an homage to baseball (and bigger things)
The day my parents brought home the Chevy Corsica was a big day. We were living in a small town in southwestern Michigan, right by Lake Michigan, and I was five or six years old. A new car for the Millers felt pretty good (especially because it was a stick, which seemed cool).
My dad and I would ride around in that car as he listened to AM sports radio that we picked up from across the lake in Chicago. There was usually a sort of droning hum in the sound, like an electric buzz, probably because of the distance the signal had to travel. Sometimes I would notice my dad humming, too. Not a melody, though. He would just match the drone of the radio, every time he exhaled. I guess he was really into sports radio (still is).
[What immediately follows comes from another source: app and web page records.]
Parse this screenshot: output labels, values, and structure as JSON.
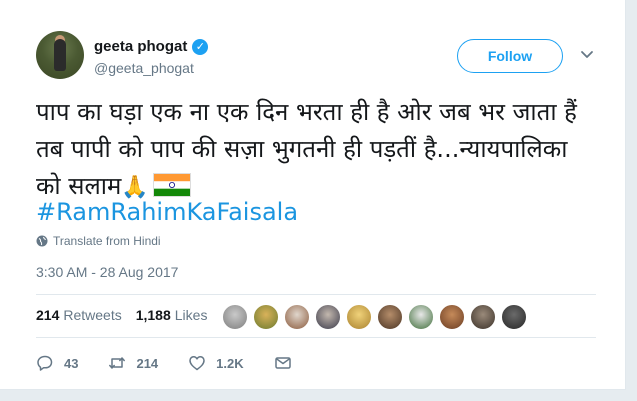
{
  "author": {
    "name": "geeta phogat",
    "handle": "@geeta_phogat",
    "verified": true
  },
  "follow_label": "Follow",
  "tweet": {
    "text": "पाप का घड़ा एक ना एक दिन भरता ही है ओर जब भर जाता हैं तब पापी को पाप की सज़ा भुगतनी ही पड़तीं है...न्यायपालिका को सलाम",
    "emoji": "🙏",
    "flag": "india-flag",
    "hashtag": "#RamRahimKaFaisala",
    "translate_label": "Translate from Hindi",
    "timestamp": "3:30 AM - 28 Aug 2017"
  },
  "stats": {
    "retweets_count": "214",
    "retweets_label": "Retweets",
    "likes_count": "1,188",
    "likes_label": "Likes"
  },
  "liker_avatars": [
    "avatar-1",
    "avatar-2",
    "avatar-3",
    "avatar-4",
    "avatar-5",
    "avatar-6",
    "avatar-7",
    "avatar-8",
    "avatar-9",
    "avatar-10"
  ],
  "actions": {
    "reply_count": "43",
    "retweet_count": "214",
    "like_count": "1.2K"
  },
  "colors": {
    "accent": "#1da1f2",
    "hashtag": "#1b95e0",
    "secondary_text": "#657786",
    "divider": "#e1e8ed"
  }
}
Whether it was in the Corsica or our big white station wagon, I loved road trips as a kid. Thank God my generation wasn’t cursed with those built-in DVD players with flip-down screens like every third row of economy on an airplane. I’d let my mind get lost staring out the window as landscapes passed by. I remember doing a lot of daydreaming then. There was something about a road trip that felt freeing, like we were getting away with something. Whatever your normal schedule is, it has no claim on your life during a road trip. And your usual surroundings are replaced by bigger, more interesting scenes, like fields and highways and cities. I still love a good road trip.
I need experiences that help me pay attention to the things that seem insignificant and ignore the things that feel urgent sometimes. I want moments in which I disregard the clock and instead sense time moving through some other metric. I want to feel connected to other people by something other than email. Road trips with friends are good for all of that. But in the last few years of my life, I’ve found other ways of checking out on the urgent and checking into the transcendent, too. Like watching baseball.